Data shown.
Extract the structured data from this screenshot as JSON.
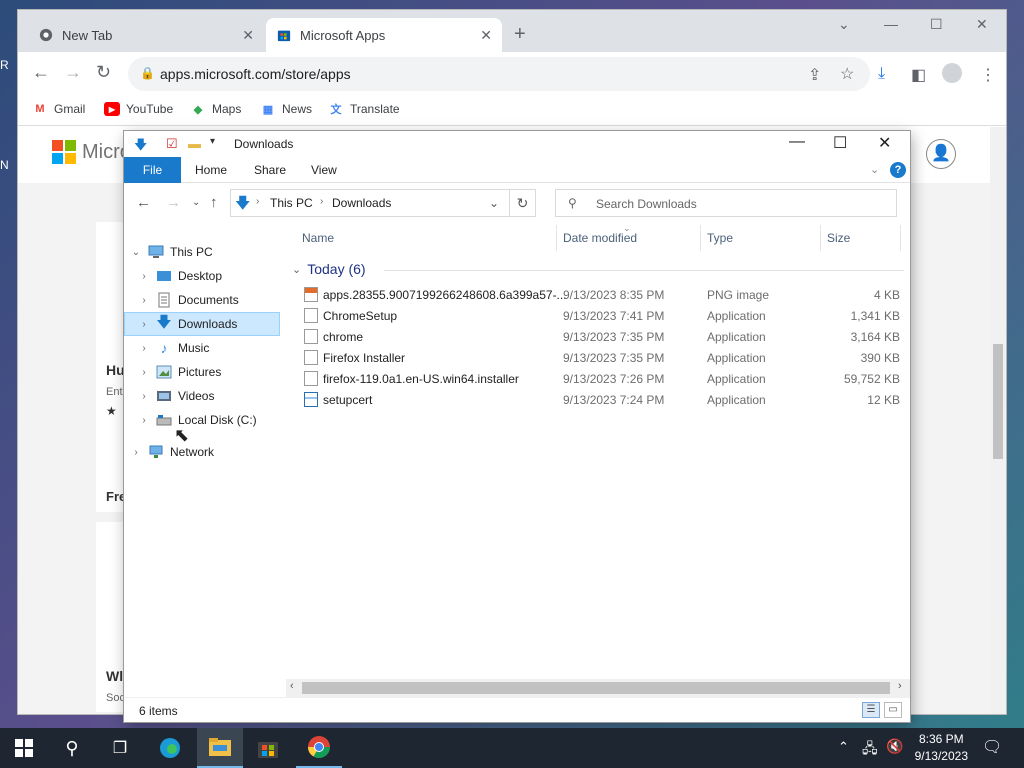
{
  "chrome": {
    "tabs": [
      {
        "title": "New Tab"
      },
      {
        "title": "Microsoft Apps"
      }
    ],
    "url": "apps.microsoft.com/store/apps",
    "bookmarks": [
      "Gmail",
      "YouTube",
      "Maps",
      "News",
      "Translate"
    ]
  },
  "webpage": {
    "logo_text": "Micro",
    "fragments": [
      "Hu",
      "Ente",
      "Fre",
      "Wl",
      "Soc"
    ]
  },
  "explorer": {
    "title": "Downloads",
    "ribbon_tabs": [
      "File",
      "Home",
      "Share",
      "View"
    ],
    "breadcrumb": [
      "This PC",
      "Downloads"
    ],
    "search_placeholder": "Search Downloads",
    "nav": {
      "this_pc": "This PC",
      "items": [
        "Desktop",
        "Documents",
        "Downloads",
        "Music",
        "Pictures",
        "Videos",
        "Local Disk (C:)"
      ],
      "network": "Network",
      "selected": "Downloads"
    },
    "columns": [
      "Name",
      "Date modified",
      "Type",
      "Size"
    ],
    "group": "Today (6)",
    "files": [
      {
        "name": "apps.28355.9007199266248608.6a399a57-...",
        "date": "9/13/2023 8:35 PM",
        "type": "PNG image",
        "size": "4 KB"
      },
      {
        "name": "ChromeSetup",
        "date": "9/13/2023 7:41 PM",
        "type": "Application",
        "size": "1,341 KB"
      },
      {
        "name": "chrome",
        "date": "9/13/2023 7:35 PM",
        "type": "Application",
        "size": "3,164 KB"
      },
      {
        "name": "Firefox Installer",
        "date": "9/13/2023 7:35 PM",
        "type": "Application",
        "size": "390 KB"
      },
      {
        "name": "firefox-119.0a1.en-US.win64.installer",
        "date": "9/13/2023 7:26 PM",
        "type": "Application",
        "size": "59,752 KB"
      },
      {
        "name": "setupcert",
        "date": "9/13/2023 7:24 PM",
        "type": "Application",
        "size": "12 KB"
      }
    ],
    "status": "6 items"
  },
  "taskbar": {
    "time": "8:36 PM",
    "date": "9/13/2023"
  },
  "colors": {
    "accent": "#1979ca",
    "selection": "#cce8ff",
    "taskbar": "#1e2731",
    "group_header": "#1e3287"
  }
}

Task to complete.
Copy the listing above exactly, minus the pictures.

Finished exercise.
Extract the structured data from this screenshot as JSON.
{
  "chrome": {
    "tabs": [
      {
        "title": "New Tab"
      },
      {
        "title": "Microsoft Apps"
      }
    ],
    "url": "apps.microsoft.com/store/apps",
    "bookmarks": [
      "Gmail",
      "YouTube",
      "Maps",
      "News",
      "Translate"
    ]
  },
  "webpage": {
    "logo_text": "Micro",
    "fragments": [
      "Hu",
      "Ente",
      "Fre",
      "Wl",
      "Soc"
    ]
  },
  "explorer": {
    "title": "Downloads",
    "ribbon_tabs": [
      "File",
      "Home",
      "Share",
      "View"
    ],
    "breadcrumb": [
      "This PC",
      "Downloads"
    ],
    "search_placeholder": "Search Downloads",
    "nav": {
      "this_pc": "This PC",
      "items": [
        "Desktop",
        "Documents",
        "Downloads",
        "Music",
        "Pictures",
        "Videos",
        "Local Disk (C:)"
      ],
      "network": "Network",
      "selected": "Downloads"
    },
    "columns": [
      "Name",
      "Date modified",
      "Type",
      "Size"
    ],
    "group": "Today (6)",
    "files": [
      {
        "name": "apps.28355.9007199266248608.6a399a57-...",
        "date": "9/13/2023 8:35 PM",
        "type": "PNG image",
        "size": "4 KB"
      },
      {
        "name": "ChromeSetup",
        "date": "9/13/2023 7:41 PM",
        "type": "Application",
        "size": "1,341 KB"
      },
      {
        "name": "chrome",
        "date": "9/13/2023 7:35 PM",
        "type": "Application",
        "size": "3,164 KB"
      },
      {
        "name": "Firefox Installer",
        "date": "9/13/2023 7:35 PM",
        "type": "Application",
        "size": "390 KB"
      },
      {
        "name": "firefox-119.0a1.en-US.win64.installer",
        "date": "9/13/2023 7:26 PM",
        "type": "Application",
        "size": "59,752 KB"
      },
      {
        "name": "setupcert",
        "date": "9/13/2023 7:24 PM",
        "type": "Application",
        "size": "12 KB"
      }
    ],
    "status": "6 items"
  },
  "taskbar": {
    "time": "8:36 PM",
    "date": "9/13/2023"
  },
  "colors": {
    "accent": "#1979ca",
    "selection": "#cce8ff",
    "taskbar": "#1e2731",
    "group_header": "#1e3287"
  }
}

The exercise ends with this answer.